We are delighted to have fellow VCFA graduate Marianna Baer as our guest today! She's here to talk about her wonderful debut novel FROST. I loved the dark moody atmosphere she created in this haunting YA psychological thriller and was curious about where her inspiration came from.
KTE: Marianna, can you tell us about one of the landscapes that inspired, or is featured in, your book?
MB: FROST takes place at a New England boarding school, and centers around the girls living in a small dorm called Frost House. The landscape of the entire fictional school (Barcroft Academy) was inspired by the boarding school I attended, and the house itself was based on the dorm I lived in my senior year – a tiny old house that really was called Frost House. (I didn’t keep the name for nostalgic reasons, but because I thought it couldn’t be improved upon, in the context of the story I wanted to write.)
KTE: Can you describe it?
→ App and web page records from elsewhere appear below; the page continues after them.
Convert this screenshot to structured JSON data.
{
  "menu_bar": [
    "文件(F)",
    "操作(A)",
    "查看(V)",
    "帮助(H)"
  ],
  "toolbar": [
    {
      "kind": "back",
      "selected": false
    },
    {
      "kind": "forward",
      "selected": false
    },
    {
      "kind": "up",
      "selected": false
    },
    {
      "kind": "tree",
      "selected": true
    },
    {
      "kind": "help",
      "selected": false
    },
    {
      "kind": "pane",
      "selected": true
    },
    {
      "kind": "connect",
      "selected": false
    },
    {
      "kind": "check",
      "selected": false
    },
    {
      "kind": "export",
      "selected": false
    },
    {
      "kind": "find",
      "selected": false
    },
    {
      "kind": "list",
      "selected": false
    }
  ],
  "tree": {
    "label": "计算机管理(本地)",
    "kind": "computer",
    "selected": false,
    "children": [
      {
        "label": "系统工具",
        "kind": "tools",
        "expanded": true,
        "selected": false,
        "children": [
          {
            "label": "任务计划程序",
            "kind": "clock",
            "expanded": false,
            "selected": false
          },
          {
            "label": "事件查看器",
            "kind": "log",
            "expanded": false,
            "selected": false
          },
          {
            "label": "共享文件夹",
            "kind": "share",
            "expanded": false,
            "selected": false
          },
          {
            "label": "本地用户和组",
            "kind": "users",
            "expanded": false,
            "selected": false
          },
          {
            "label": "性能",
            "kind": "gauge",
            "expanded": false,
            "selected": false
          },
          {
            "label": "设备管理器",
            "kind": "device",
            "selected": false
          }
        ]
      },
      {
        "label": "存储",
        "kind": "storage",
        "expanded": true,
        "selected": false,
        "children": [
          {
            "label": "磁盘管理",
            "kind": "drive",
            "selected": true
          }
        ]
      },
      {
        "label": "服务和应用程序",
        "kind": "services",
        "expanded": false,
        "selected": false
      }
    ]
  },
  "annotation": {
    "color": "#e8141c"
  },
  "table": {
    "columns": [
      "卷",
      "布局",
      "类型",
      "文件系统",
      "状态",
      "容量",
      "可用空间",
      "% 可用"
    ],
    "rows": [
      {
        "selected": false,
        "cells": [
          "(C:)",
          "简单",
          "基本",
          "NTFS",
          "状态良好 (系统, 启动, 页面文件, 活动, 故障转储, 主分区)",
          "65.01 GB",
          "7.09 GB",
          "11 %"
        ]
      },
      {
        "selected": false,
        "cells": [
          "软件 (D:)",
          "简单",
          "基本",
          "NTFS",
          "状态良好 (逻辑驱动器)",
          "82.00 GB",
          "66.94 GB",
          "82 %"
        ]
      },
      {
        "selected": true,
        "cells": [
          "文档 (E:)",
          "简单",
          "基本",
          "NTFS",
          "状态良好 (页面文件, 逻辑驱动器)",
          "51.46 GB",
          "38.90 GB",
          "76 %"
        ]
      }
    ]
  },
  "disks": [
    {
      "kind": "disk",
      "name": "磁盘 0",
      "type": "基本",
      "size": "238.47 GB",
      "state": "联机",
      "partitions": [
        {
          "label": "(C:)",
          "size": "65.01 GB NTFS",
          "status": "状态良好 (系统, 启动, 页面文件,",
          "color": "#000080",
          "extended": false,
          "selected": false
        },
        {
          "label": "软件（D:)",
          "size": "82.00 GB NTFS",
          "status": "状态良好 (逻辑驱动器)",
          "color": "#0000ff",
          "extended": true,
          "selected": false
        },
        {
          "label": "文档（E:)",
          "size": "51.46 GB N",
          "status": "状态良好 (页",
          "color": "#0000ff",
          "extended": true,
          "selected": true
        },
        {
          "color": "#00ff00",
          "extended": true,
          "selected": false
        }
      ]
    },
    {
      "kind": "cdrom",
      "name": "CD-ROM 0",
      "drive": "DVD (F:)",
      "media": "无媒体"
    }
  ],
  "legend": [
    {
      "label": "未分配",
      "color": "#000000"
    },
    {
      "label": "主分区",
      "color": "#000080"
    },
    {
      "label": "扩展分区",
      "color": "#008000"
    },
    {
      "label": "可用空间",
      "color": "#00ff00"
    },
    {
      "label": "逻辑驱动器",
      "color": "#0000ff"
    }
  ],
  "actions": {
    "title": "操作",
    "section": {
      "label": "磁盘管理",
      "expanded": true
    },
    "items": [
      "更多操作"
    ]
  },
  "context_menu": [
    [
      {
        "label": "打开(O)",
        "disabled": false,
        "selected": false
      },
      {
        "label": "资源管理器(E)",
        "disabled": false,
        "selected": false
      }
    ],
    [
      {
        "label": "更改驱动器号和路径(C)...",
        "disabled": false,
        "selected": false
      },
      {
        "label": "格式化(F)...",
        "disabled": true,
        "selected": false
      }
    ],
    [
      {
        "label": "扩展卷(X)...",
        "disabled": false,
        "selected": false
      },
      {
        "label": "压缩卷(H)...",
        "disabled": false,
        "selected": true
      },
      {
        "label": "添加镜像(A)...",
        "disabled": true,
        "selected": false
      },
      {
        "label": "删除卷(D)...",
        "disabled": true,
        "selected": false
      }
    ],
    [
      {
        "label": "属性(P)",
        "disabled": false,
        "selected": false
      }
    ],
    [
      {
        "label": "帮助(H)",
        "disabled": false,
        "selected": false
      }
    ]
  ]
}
MB: Frost House – the real one – was a white clapboard Victorian, dating from the mid-1800s. It sat on the edge of campus, somewhat camouflaged by trees and bushes, in an area that wasn’t really a throughway to anywhere else; you could have gone to the school for years and never seen it. It had the feeling of a house that had been added on to somewhat haphazardly. Not because of different architectural styles, but because of a rambling, piecemeal aesthetic – as if a family had expanded it room by room as babies arrived. The front of the house, with its wide porch, was the house counselor’s apartment; students entered by a side door. There was a common room on the first floor, and past that a hallway that led to the rooms I shared with one of my best friends. We had a bedroom that stuck off the back, with windows on three sides (originally built as a sort of sun porch, I guess), a bathroom with an ancient clawfoot tub, and a small study room. Because of the way our “suite” was set apart from the rest of the house, we could have been quite isolated back there, had we not been friends with the girls who lived upstairs.
The house’s obvious old age, strange layout, and architectural quirks, all made it seem like it held stories in its walls...
KTE: How does it play a part in your story?
MB: Very centrally! The main characters in my novel live in Frost House. Leena, the narrator, is looking forward to spending her senior year there with her closest friends, instead of dealing with the drama of a big dorm. On an emotional level, she’s looking for a home and family to replace the one that disappeared out from under her when her parents got divorced. But at the last minute, she’s assigned an unexpected roommate – confrontational, eccentric Celeste Lazar. Tension and conflict arise immediately, despite Leena’s attempts to keep the peace.
Leena and Celeste live in the same first floor suite that I lived in, and, again, I didn’t make that choice for nostalgic reasons. I wanted to exploit the sense of isolation they can have back there, since it’s such a separate part of the house, and the fact that no one else would be aware what was happening in their rooms. I also liked the contradiction between the very cloistered feeling of the small, foliage-shrouded house, and the open feeling of Leena and Celeste’s bedroom, with all those windows. For me, that echoes the very different ways Leena and Celeste feel about Frost House: Leena experiences it as a safe, comforting space – a sanctuary; Celeste feels vulnerable and threatened by living there, almost from the minute she arrives.
I don’t want to give anything away, but I think it’s okay if I say that while they live there, the girls become haunted. Frost House isn’t just a location; it’s a character itself.
KTE: How is it important to you?
MB: The real Frost House was the site of one of the best years of my life. I can’t exaggerate how amazing it was to live with a group of friends, with little adult supervision, as a seventeen-year-old. Of course, there were rules that we (mostly) followed – it wasn’t Girls Gone Wild or Animal House! But even studying becomes a bonding experience when you’re staying up all night in one person’s room, fueled by cookie dough and caffeine, helping each other with essays and calculus. My dormmates and I became a sort of family; we’ve had yearly reunions ever since graduation, over 20 years ago. One of them flew to NYC from Portland, OR for the launch of FROST!
The book doesn’t explore the good side of the living situation much, because things disintegrate so quickly. But I’m still thrilled that I got to return there for this period of time, and that Frost House is being kept alive in a way. When my dormmates and I went back to campus for a reunion, we found that it had been torn down. It almost looked like nothing had ever existed on the (surprisingly tiny) plot of land. I say almost because even though the grass had grown back fully, we could still make out a ghostly footprint where Frost House had once sat. As far as I know, to this day, nothing else has been built in its place.
KTE: Thank you so much Marianna for being with us today and giving us these great insights into some of the background of your story, which I LOVED! I highly recommend all of you readers to go out to your local independent bookstore, pick up a copy and read it, too!
Marianna Baer received an MFA in writing for children and young adults from Vermont College of Fine Arts, and a BA in art from Oberlin College. She also attended boarding school, where she lived in a tiny dorm called Frost House, the inspiration for her first novel, Frost. She currently lives in Brooklyn, NY, and is working on her second novel, Immaculate, which is scheduled to be published by Balzer + Bray/HarperCollins in fall 2013.